Given records

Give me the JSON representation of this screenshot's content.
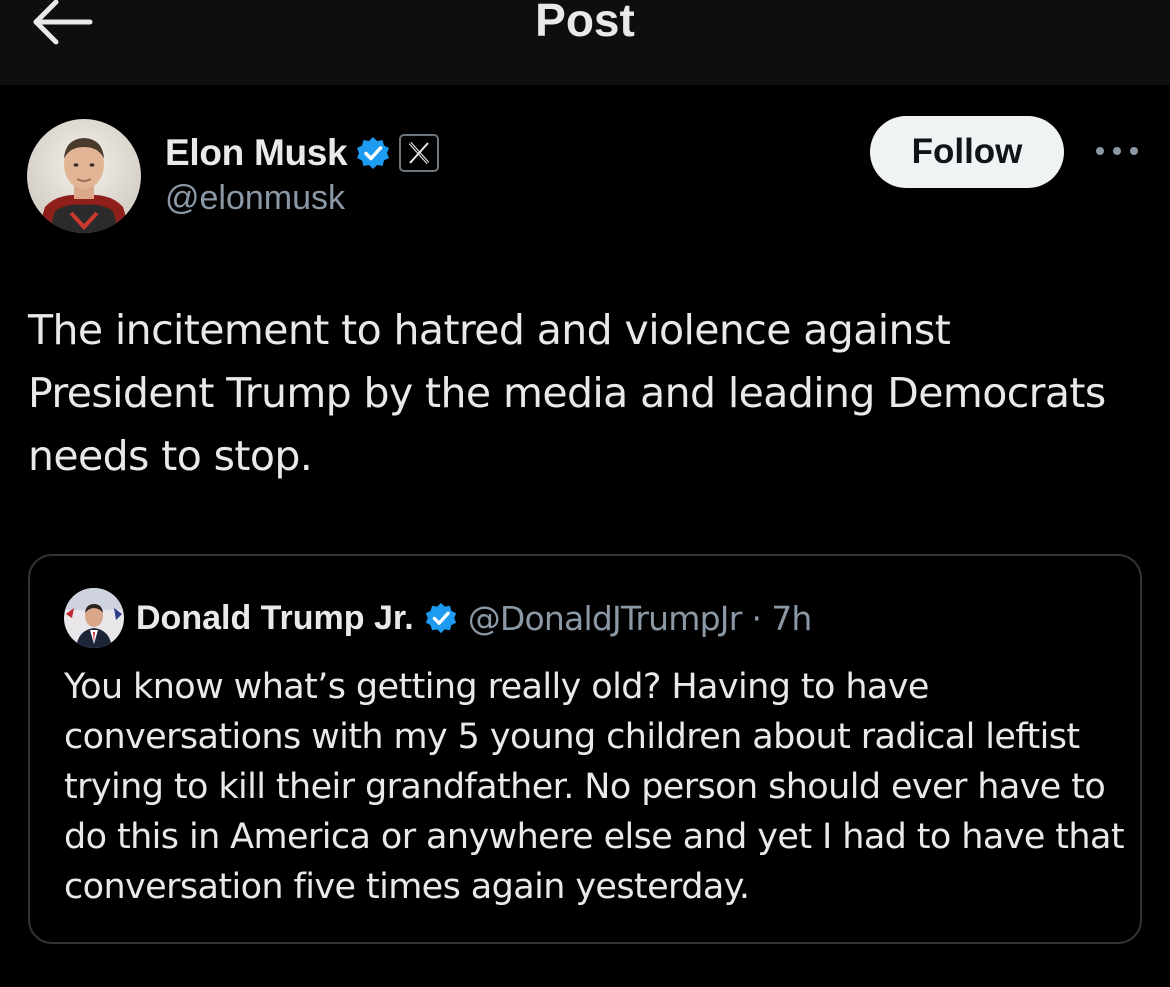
{
  "header": {
    "title": "Post",
    "back_icon": "arrow-left-icon"
  },
  "post": {
    "author": {
      "name": "Elon Musk",
      "handle": "@elonmusk",
      "verified_icon": "verified-badge-icon",
      "affiliation_icon": "x-logo-icon"
    },
    "follow_label": "Follow",
    "more_icon": "more-horizontal-icon",
    "text": "The incitement to hatred and violence against President Trump by the media and leading Democrats needs to stop.",
    "quote": {
      "author_name": "Donald Trump Jr.",
      "handle": "@DonaldJTrumpJr",
      "separator": "·",
      "time": "7h",
      "verified_icon": "verified-badge-icon",
      "text": "You know what’s getting really old? Having to have conversations with my 5 young children about radical leftist trying to kill their grandfather. No person should ever have to do this in America or anywhere else and yet I had to have that conversation five times again yesterday."
    }
  },
  "colors": {
    "background": "#000000",
    "header_background": "#0e0e0e",
    "text_primary": "#e7e9ea",
    "text_secondary": "#8b98a5",
    "verified_blue": "#1d9bf0",
    "border": "#2f3336",
    "follow_button_bg": "#eff3f4"
  }
}
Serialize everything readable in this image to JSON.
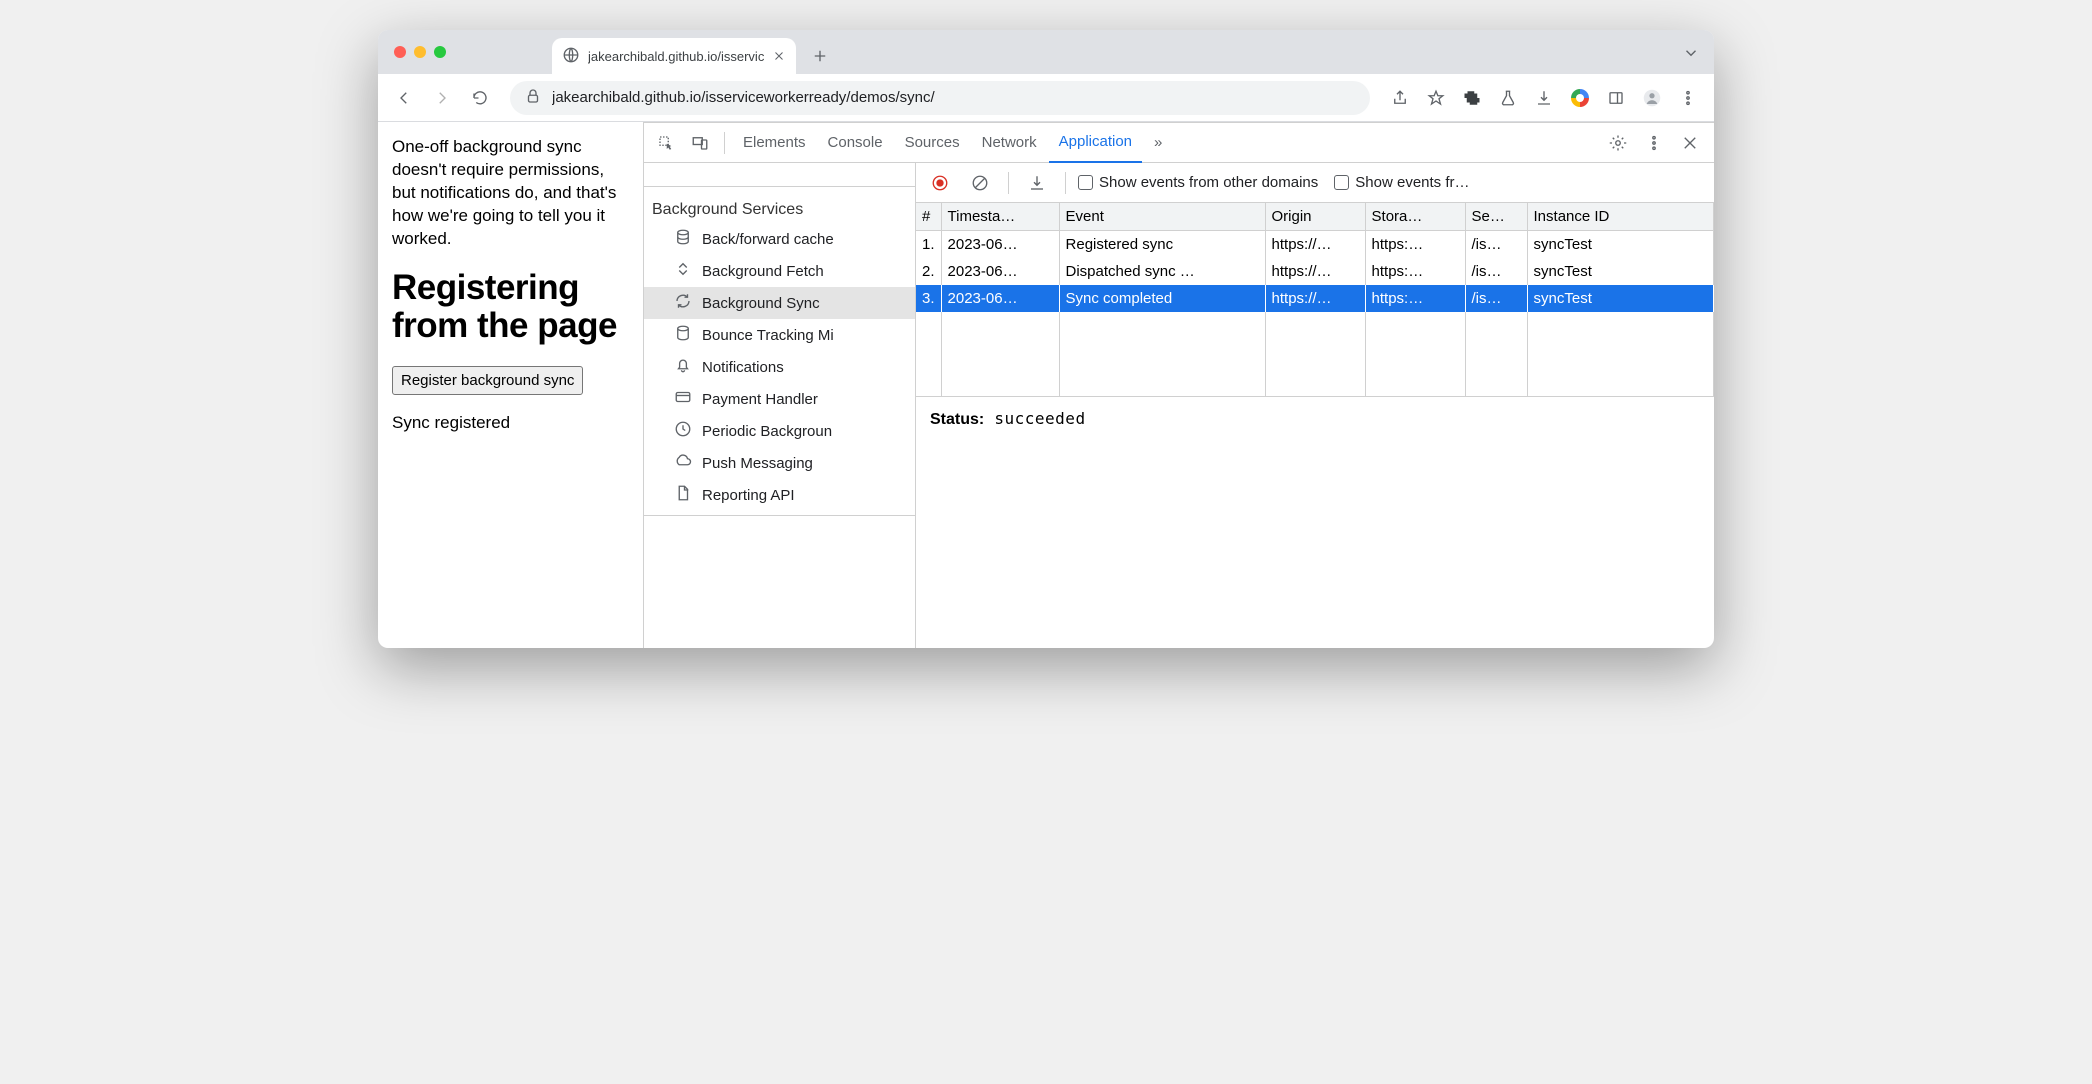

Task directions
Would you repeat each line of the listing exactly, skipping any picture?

Task solution
Give me the JSON representation of this screenshot's content.
{
  "header": {
    "title": "Post",
    "back_icon": "arrow-left-icon"
  },
  "post": {
    "author": {
      "name": "Elon Musk",
      "handle": "@elonmusk",
      "verified_icon": "verified-badge-icon",
      "affiliation_icon": "x-logo-icon"
    },
    "follow_label": "Follow",
    "more_icon": "more-horizontal-icon",
    "text": "The incitement to hatred and violence against President Trump by the media and leading Democrats needs to stop.",
    "quote": {
      "author_name": "Donald Trump Jr.",
      "handle": "@DonaldJTrumpJr",
      "separator": "·",
      "time": "7h",
      "verified_icon": "verified-badge-icon",
      "text": "You know what’s getting really old? Having to have conversations with my 5 young children about radical leftist trying to kill their grandfather. No person should ever have to do this in America or anywhere else and yet I had to have that conversation five times again yesterday."
    }
  },
  "colors": {
    "background": "#000000",
    "header_background": "#0e0e0e",
    "text_primary": "#e7e9ea",
    "text_secondary": "#8b98a5",
    "verified_blue": "#1d9bf0",
    "border": "#2f3336",
    "follow_button_bg": "#eff3f4"
  }
}
Serialize everything readable in this image to JSON.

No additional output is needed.